The other two short-listed books could not be more different either. Petina Gappah’s An Elegy for Easterly paints a depressing picture of her native Zimbabwe and gives us a glimpse of the reality of the lives of the people behind the news stories. However, its bleak outlook is enlivened with humour. I felt that the book was too overtly ‘political’ and that this created a sense of ‘sameness’ about the stories. Writers should note V.S. Pritchett’s definition that a short story is a ‘glimpse’ of a particular world. Too many similar glimpses, rather than giving the glimpse clarity, actually blurs it.
Ripples by Shih-Li Kow was my first introduction to the Malaysian short story. It is a world of the senses and one can smell and taste the ma kiok and hear the crackle as it’s eaten. Since reading Ripples, I feel as if I’ve been to Malaysia. Shih-Li Kow is a true storyteller with great humour. Her writing is incisive and she can delineate a character in a few words of narrative or dialogue. However, her stories are extremely short and I would like to see her ‘stretch’ her undoubted abilities.
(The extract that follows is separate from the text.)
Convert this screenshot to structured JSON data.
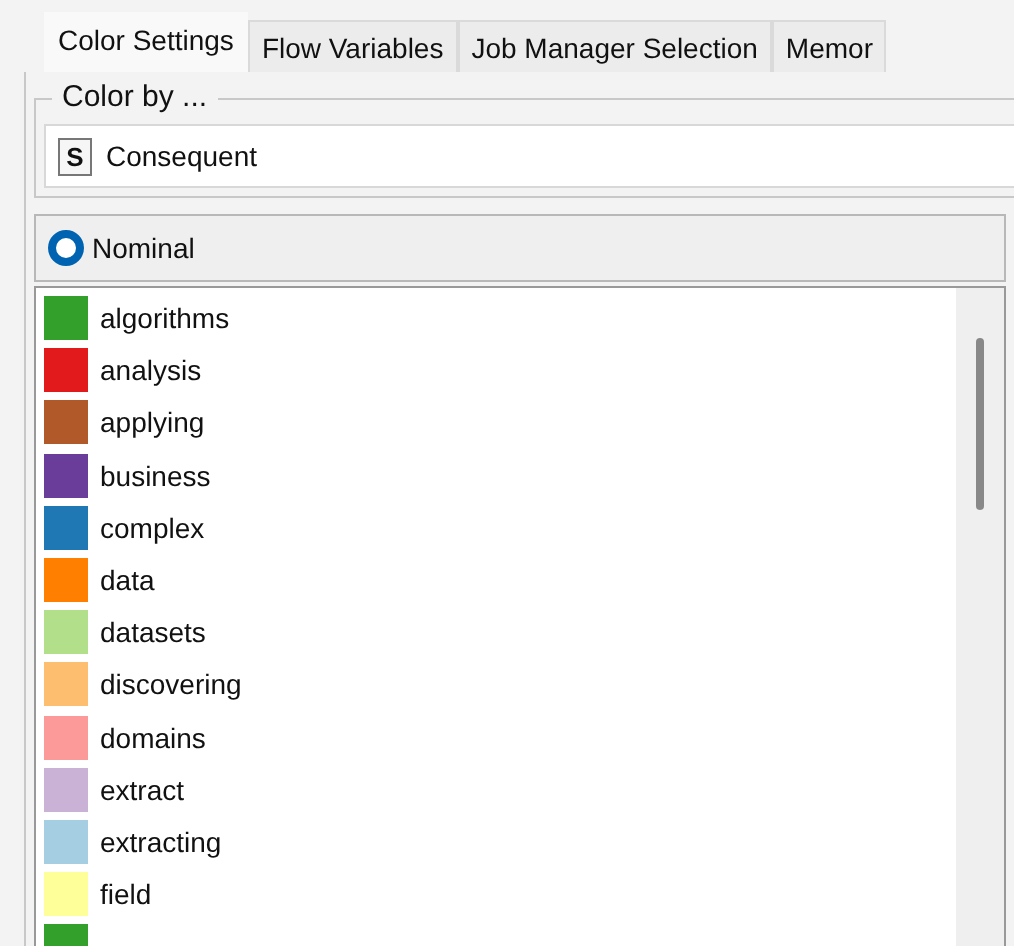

At the final adjudication meeting we had to choose a winner. All six collections had, we still felt, deserved to be on the shortlist. We also agreed that they were so evenly matched that it was going to prove difficult to choose a winner. Discussion on the merits of the collections took up much more time than the original short-listing. We were all three passionate about our choices and willing to argue their merits, so much so that in the end it came down to a majority decision and Love Begins in Winter was chosen as the winner of the Cork-City Frank O’Connor Short Story Award. It was a majority decision, not because it wasn’t the best book, but because all six were ‘best’ books.
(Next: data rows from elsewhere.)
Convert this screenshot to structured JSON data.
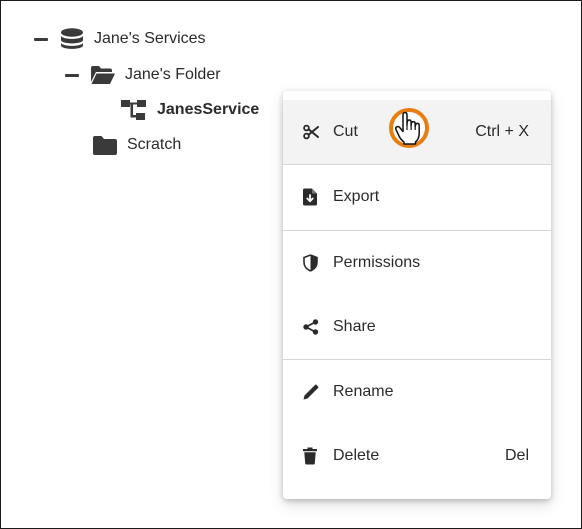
{
  "tree": {
    "root": {
      "label": "Jane's Services",
      "icon": "database-icon",
      "expanded": true
    },
    "folder": {
      "label": "Jane's Folder",
      "icon": "folder-open-icon",
      "expanded": true
    },
    "service": {
      "label": "JanesService",
      "icon": "service-tree-icon"
    },
    "scratch": {
      "label": "Scratch",
      "icon": "folder-icon"
    }
  },
  "context_menu": {
    "items": [
      {
        "label": "Cut",
        "icon": "scissors-icon",
        "shortcut": "Ctrl + X"
      },
      {
        "label": "Export",
        "icon": "file-export-icon",
        "shortcut": ""
      },
      {
        "label": "Permissions",
        "icon": "shield-icon",
        "shortcut": ""
      },
      {
        "label": "Share",
        "icon": "share-icon",
        "shortcut": ""
      },
      {
        "label": "Rename",
        "icon": "pencil-icon",
        "shortcut": ""
      },
      {
        "label": "Delete",
        "icon": "trash-icon",
        "shortcut": "Del"
      }
    ]
  },
  "cursor": {
    "icon": "hand-pointer-icon",
    "ring_color": "#e87d12"
  },
  "colors": {
    "text": "#2b2b2b",
    "icon": "#3a3a3a",
    "hover": "#f3f3f3",
    "divider": "#d6d6d6"
  }
}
If I have one general comment to make about the submitted collections, it is that many of them deviated from my idea of what a short story should be. The stories lacked focus and a recognisable central character. Point of view shifted continually, even within the same paragraph, and it seemed as if there was no limit to the number of characters. In one story I listed eleven different characters’ names in a page and a half.
Whether this problem lies with writers who don’t care about their readers, or who are willing to dismiss technique as too confining, or with the editors who publish such stories, I don’t know. The short story must evolve or die— this is true of any art form—and if one reads Gogol’s ‘The Overcoat’ now, one can see how far the short story has evolved. But it should still be a short story. If writers wish to change point of view line by line, or have eleven characters in two pages, then perhaps they need to study the great practitioners of the art form. For what’s fascinating about the form is its ability to focus closely on a character in that moment of transition—that moment when everything that character does or says or thinks is so intense and vitally important that we can’t take our eyes from him or her. How can we do so while ten other characters are jumping about shouting: ‘Look at me!’
Reassuringly though, there are still a great many fine writers who adhere to the basic premise of a short story. A good number of them had collections entered for the Frank O’Connor Prize and one of these emerged a worthy winner. One cannot ask for more.